##### Supplied material #####

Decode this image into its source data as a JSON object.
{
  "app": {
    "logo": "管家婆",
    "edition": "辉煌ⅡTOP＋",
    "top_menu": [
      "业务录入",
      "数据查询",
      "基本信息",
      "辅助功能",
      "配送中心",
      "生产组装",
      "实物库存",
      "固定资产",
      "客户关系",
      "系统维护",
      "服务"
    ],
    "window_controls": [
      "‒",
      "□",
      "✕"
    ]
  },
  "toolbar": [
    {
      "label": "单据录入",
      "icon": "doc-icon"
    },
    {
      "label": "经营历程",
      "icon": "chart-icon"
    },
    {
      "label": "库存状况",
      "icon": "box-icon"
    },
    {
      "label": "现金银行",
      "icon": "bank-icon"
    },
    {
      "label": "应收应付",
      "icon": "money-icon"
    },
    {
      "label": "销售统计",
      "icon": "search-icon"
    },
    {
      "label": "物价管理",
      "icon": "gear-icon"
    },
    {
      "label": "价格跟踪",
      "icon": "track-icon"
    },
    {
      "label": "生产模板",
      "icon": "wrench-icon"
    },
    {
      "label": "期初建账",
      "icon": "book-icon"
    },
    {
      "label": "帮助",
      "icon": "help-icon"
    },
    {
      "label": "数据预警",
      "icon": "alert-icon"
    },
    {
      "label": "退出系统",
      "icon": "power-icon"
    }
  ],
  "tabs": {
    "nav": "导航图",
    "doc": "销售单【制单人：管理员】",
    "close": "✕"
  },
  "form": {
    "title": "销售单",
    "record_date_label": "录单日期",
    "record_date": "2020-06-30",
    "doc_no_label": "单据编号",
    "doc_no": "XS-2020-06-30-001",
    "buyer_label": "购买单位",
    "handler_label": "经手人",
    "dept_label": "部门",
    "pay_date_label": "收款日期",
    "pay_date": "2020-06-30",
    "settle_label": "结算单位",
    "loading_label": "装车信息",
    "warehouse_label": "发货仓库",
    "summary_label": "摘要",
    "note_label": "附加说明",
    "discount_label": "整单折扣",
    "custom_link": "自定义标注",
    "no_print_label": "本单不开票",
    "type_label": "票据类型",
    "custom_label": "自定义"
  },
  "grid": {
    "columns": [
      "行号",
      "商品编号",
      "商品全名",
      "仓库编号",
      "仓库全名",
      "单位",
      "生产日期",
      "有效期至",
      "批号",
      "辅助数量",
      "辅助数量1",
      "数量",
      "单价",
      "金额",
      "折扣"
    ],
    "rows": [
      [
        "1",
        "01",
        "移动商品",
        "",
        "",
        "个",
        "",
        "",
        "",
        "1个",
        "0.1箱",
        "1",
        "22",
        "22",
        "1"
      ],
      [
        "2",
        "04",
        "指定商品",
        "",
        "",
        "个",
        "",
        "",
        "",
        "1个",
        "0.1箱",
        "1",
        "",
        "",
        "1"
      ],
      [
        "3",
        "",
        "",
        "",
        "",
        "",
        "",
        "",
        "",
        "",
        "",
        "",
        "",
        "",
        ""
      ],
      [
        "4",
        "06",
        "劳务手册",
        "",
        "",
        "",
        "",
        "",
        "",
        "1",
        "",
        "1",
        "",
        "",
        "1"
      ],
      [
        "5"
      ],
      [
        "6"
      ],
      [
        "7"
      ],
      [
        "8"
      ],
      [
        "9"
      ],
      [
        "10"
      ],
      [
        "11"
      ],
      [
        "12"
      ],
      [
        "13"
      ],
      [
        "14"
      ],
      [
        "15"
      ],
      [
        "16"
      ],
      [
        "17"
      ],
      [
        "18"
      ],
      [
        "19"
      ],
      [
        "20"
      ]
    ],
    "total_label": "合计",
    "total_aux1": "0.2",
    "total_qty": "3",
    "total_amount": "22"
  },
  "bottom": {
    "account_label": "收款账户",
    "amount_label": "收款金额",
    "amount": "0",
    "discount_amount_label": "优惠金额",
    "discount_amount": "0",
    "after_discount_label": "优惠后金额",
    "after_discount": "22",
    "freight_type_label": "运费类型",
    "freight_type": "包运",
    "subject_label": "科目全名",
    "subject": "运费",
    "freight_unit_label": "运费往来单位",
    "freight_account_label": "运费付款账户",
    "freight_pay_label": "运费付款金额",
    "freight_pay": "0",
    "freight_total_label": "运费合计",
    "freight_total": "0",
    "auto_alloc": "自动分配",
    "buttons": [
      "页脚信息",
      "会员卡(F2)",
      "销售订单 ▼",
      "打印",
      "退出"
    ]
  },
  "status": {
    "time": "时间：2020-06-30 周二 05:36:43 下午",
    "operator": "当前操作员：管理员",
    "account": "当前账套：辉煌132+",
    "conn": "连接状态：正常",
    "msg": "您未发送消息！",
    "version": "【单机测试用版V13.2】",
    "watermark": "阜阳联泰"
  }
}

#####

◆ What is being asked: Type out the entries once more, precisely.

◆ The completed task:
Decode this image into its source data as a JSON object.
{
  "app": {
    "logo": "管家婆",
    "edition": "辉煌ⅡTOP＋",
    "top_menu": [
      "业务录入",
      "数据查询",
      "基本信息",
      "辅助功能",
      "配送中心",
      "生产组装",
      "实物库存",
      "固定资产",
      "客户关系",
      "系统维护",
      "服务"
    ],
    "window_controls": [
      "‒",
      "□",
      "✕"
    ]
  },
  "toolbar": [
    {
      "label": "单据录入",
      "icon": "doc-icon"
    },
    {
      "label": "经营历程",
      "icon": "chart-icon"
    },
    {
      "label": "库存状况",
      "icon": "box-icon"
    },
    {
      "label": "现金银行",
      "icon": "bank-icon"
    },
    {
      "label": "应收应付",
      "icon": "money-icon"
    },
    {
      "label": "销售统计",
      "icon": "search-icon"
    },
    {
      "label": "物价管理",
      "icon": "gear-icon"
    },
    {
      "label": "价格跟踪",
      "icon": "track-icon"
    },
    {
      "label": "生产模板",
      "icon": "wrench-icon"
    },
    {
      "label": "期初建账",
      "icon": "book-icon"
    },
    {
      "label": "帮助",
      "icon": "help-icon"
    },
    {
      "label": "数据预警",
      "icon": "alert-icon"
    },
    {
      "label": "退出系统",
      "icon": "power-icon"
    }
  ],
  "tabs": {
    "nav": "导航图",
    "doc": "销售单【制单人：管理员】",
    "close": "✕"
  },
  "form": {
    "title": "销售单",
    "record_date_label": "录单日期",
    "record_date": "2020-06-30",
    "doc_no_label": "单据编号",
    "doc_no": "XS-2020-06-30-001",
    "buyer_label": "购买单位",
    "handler_label": "经手人",
    "dept_label": "部门",
    "pay_date_label": "收款日期",
    "pay_date": "2020-06-30",
    "settle_label": "结算单位",
    "loading_label": "装车信息",
    "warehouse_label": "发货仓库",
    "summary_label": "摘要",
    "note_label": "附加说明",
    "discount_label": "整单折扣",
    "custom_link": "自定义标注",
    "no_print_label": "本单不开票",
    "type_label": "票据类型",
    "custom_label": "自定义"
  },
  "grid": {
    "columns": [
      "行号",
      "商品编号",
      "商品全名",
      "仓库编号",
      "仓库全名",
      "单位",
      "生产日期",
      "有效期至",
      "批号",
      "辅助数量",
      "辅助数量1",
      "数量",
      "单价",
      "金额",
      "折扣"
    ],
    "rows": [
      [
        "1",
        "01",
        "移动商品",
        "",
        "",
        "个",
        "",
        "",
        "",
        "1个",
        "0.1箱",
        "1",
        "22",
        "22",
        "1"
      ],
      [
        "2",
        "04",
        "指定商品",
        "",
        "",
        "个",
        "",
        "",
        "",
        "1个",
        "0.1箱",
        "1",
        "",
        "",
        "1"
      ],
      [
        "3",
        "",
        "",
        "",
        "",
        "",
        "",
        "",
        "",
        "",
        "",
        "",
        "",
        "",
        ""
      ],
      [
        "4",
        "06",
        "劳务手册",
        "",
        "",
        "",
        "",
        "",
        "",
        "1",
        "",
        "1",
        "",
        "",
        "1"
      ],
      [
        "5"
      ],
      [
        "6"
      ],
      [
        "7"
      ],
      [
        "8"
      ],
      [
        "9"
      ],
      [
        "10"
      ],
      [
        "11"
      ],
      [
        "12"
      ],
      [
        "13"
      ],
      [
        "14"
      ],
      [
        "15"
      ],
      [
        "16"
      ],
      [
        "17"
      ],
      [
        "18"
      ],
      [
        "19"
      ],
      [
        "20"
      ]
    ],
    "total_label": "合计",
    "total_aux1": "0.2",
    "total_qty": "3",
    "total_amount": "22"
  },
  "bottom": {
    "account_label": "收款账户",
    "amount_label": "收款金额",
    "amount": "0",
    "discount_amount_label": "优惠金额",
    "discount_amount": "0",
    "after_discount_label": "优惠后金额",
    "after_discount": "22",
    "freight_type_label": "运费类型",
    "freight_type": "包运",
    "subject_label": "科目全名",
    "subject": "运费",
    "freight_unit_label": "运费往来单位",
    "freight_account_label": "运费付款账户",
    "freight_pay_label": "运费付款金额",
    "freight_pay": "0",
    "freight_total_label": "运费合计",
    "freight_total": "0",
    "auto_alloc": "自动分配",
    "buttons": [
      "页脚信息",
      "会员卡(F2)",
      "销售订单 ▼",
      "打印",
      "退出"
    ]
  },
  "status": {
    "time": "时间：2020-06-30 周二 05:36:43 下午",
    "operator": "当前操作员：管理员",
    "account": "当前账套：辉煌132+",
    "conn": "连接状态：正常",
    "msg": "您未发送消息！",
    "version": "【单机测试用版V13.2】",
    "watermark": "阜阳联泰"
  }
}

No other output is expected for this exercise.